Nancy Brown, the Heart Association’s CEO, said she hopes the FDA goes a step further and revises labels for foods that are trans fat free.
The preliminary determination was based on “available scientific evidence and the findings of expert scientific panels,” the FDA said.
The determination covers only partially hydrogenated oils, not trans fat that naturally occurs in some meat and dairy products. Trans fat is also present at very low levels in other edible oils, such as fully hydrogenated oils, where it is “unavoidably produced during the manufacturing process,” according to the FDA.
Avoiding foods containing artificially produced trans fat could prevent 10,000 to 20,000 heart attacks and 3,000 to 7,000 coronary heart disease deaths each year, according to one study from the U.S. Centers for Disease Control and Prevention.
“Artificial trans fat is a uniquely powerful promoter of heart disease, and today’s announcement will hasten its eventual disappearance from the food supply,” said Michael Jacobson, the Center for Science in the Public Interest’s executive director. “Not only is artificial trans fat not safe, it’s not remotely necessary. Many companies, large and small, have switched to healthier oils over the past decade. I hope that those restaurants and food manufacturers that still use this harmful ingredient see the writing on the wall and promptly replace it.”

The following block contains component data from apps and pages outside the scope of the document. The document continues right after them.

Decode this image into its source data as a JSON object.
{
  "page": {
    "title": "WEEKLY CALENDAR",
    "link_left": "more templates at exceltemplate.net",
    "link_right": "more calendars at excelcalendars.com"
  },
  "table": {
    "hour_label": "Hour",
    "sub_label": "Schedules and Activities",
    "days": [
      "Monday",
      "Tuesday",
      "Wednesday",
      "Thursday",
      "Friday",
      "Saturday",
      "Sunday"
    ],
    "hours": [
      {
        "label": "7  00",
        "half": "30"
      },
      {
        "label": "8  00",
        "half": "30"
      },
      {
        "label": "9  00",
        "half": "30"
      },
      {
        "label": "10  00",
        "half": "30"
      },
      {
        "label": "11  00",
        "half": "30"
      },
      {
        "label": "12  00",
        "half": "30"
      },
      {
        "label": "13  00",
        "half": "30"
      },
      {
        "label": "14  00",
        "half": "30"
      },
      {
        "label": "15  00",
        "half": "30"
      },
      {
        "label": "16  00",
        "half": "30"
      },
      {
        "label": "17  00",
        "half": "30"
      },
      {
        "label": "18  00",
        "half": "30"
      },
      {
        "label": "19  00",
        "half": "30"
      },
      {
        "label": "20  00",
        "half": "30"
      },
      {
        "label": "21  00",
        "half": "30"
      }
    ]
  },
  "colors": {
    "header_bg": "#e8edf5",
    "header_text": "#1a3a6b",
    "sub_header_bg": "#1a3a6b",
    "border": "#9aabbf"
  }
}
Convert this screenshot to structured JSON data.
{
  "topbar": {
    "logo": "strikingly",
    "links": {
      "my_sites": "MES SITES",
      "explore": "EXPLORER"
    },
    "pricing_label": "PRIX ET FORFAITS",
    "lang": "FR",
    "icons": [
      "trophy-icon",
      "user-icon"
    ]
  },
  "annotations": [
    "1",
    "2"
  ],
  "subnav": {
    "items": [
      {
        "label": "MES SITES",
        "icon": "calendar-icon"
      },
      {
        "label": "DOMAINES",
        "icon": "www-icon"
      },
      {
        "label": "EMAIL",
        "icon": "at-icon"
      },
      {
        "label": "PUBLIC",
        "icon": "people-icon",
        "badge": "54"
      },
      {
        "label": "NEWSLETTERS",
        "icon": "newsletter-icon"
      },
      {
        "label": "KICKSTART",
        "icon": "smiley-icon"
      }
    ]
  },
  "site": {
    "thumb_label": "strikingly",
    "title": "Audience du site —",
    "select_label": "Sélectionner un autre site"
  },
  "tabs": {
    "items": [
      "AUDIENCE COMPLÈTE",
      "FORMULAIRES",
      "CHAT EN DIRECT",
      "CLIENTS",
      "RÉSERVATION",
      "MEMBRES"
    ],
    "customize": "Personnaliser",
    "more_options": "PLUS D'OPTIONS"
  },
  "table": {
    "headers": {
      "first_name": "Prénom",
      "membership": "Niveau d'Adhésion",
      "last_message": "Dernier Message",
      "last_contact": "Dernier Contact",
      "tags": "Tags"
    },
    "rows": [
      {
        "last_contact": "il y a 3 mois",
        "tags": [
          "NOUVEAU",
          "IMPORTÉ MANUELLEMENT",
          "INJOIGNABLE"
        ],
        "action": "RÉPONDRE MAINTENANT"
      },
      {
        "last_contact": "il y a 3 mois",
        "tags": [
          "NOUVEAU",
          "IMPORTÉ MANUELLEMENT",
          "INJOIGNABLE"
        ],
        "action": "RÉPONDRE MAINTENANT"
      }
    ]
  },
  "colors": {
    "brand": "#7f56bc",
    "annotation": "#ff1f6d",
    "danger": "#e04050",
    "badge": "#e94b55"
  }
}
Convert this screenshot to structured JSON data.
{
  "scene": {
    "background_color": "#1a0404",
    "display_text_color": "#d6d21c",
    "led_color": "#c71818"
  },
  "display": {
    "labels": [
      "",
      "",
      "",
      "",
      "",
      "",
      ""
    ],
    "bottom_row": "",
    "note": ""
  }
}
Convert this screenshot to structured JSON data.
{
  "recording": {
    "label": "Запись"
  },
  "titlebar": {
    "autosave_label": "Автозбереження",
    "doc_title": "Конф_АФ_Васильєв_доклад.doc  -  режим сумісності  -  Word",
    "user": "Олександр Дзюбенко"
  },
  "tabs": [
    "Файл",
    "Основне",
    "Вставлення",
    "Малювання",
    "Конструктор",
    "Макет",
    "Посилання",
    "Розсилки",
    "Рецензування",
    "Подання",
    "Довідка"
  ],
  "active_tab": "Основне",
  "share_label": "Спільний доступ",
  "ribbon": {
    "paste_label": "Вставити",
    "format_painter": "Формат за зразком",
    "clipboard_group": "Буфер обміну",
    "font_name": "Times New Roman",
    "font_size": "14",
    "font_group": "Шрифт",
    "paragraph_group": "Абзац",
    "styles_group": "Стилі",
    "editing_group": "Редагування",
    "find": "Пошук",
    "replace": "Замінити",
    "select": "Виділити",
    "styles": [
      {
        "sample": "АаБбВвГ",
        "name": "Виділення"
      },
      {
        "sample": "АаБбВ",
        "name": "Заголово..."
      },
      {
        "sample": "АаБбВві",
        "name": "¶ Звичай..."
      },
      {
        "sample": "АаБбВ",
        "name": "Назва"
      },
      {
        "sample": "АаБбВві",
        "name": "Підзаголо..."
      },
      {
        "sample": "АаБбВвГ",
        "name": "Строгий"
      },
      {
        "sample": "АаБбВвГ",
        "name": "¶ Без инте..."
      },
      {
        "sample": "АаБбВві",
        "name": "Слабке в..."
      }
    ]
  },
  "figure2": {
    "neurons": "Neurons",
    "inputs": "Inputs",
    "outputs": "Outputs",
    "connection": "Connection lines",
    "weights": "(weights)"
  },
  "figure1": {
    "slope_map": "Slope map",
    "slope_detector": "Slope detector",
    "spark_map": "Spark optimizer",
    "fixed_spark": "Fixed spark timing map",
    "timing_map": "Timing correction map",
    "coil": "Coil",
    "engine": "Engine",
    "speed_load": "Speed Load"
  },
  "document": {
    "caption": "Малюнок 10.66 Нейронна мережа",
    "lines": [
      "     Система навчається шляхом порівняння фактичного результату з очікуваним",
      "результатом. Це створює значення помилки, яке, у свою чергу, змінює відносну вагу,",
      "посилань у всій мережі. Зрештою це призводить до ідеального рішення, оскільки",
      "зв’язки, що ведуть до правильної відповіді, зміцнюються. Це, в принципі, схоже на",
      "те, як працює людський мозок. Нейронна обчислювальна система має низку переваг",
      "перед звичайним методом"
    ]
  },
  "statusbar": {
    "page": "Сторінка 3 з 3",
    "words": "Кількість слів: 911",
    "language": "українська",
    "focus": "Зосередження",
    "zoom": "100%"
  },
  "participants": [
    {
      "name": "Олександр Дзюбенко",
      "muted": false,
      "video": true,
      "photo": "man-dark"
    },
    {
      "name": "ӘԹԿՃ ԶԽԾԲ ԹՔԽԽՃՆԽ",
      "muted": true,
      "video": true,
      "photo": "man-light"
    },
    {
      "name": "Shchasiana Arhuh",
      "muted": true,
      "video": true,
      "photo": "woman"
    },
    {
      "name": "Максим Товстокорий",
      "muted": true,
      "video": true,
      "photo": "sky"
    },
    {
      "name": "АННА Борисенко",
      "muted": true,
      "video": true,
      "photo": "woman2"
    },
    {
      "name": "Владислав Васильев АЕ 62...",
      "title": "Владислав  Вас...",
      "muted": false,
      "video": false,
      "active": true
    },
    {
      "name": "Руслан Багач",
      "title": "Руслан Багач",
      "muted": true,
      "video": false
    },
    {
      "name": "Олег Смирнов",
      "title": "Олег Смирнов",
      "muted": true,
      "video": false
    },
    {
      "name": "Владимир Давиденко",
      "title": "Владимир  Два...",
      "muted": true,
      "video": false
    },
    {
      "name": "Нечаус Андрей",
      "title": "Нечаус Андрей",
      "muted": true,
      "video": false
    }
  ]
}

CNN’s Saundra Young, Jen Christensen, Jacque Wilson and William Hudson contributed to this report.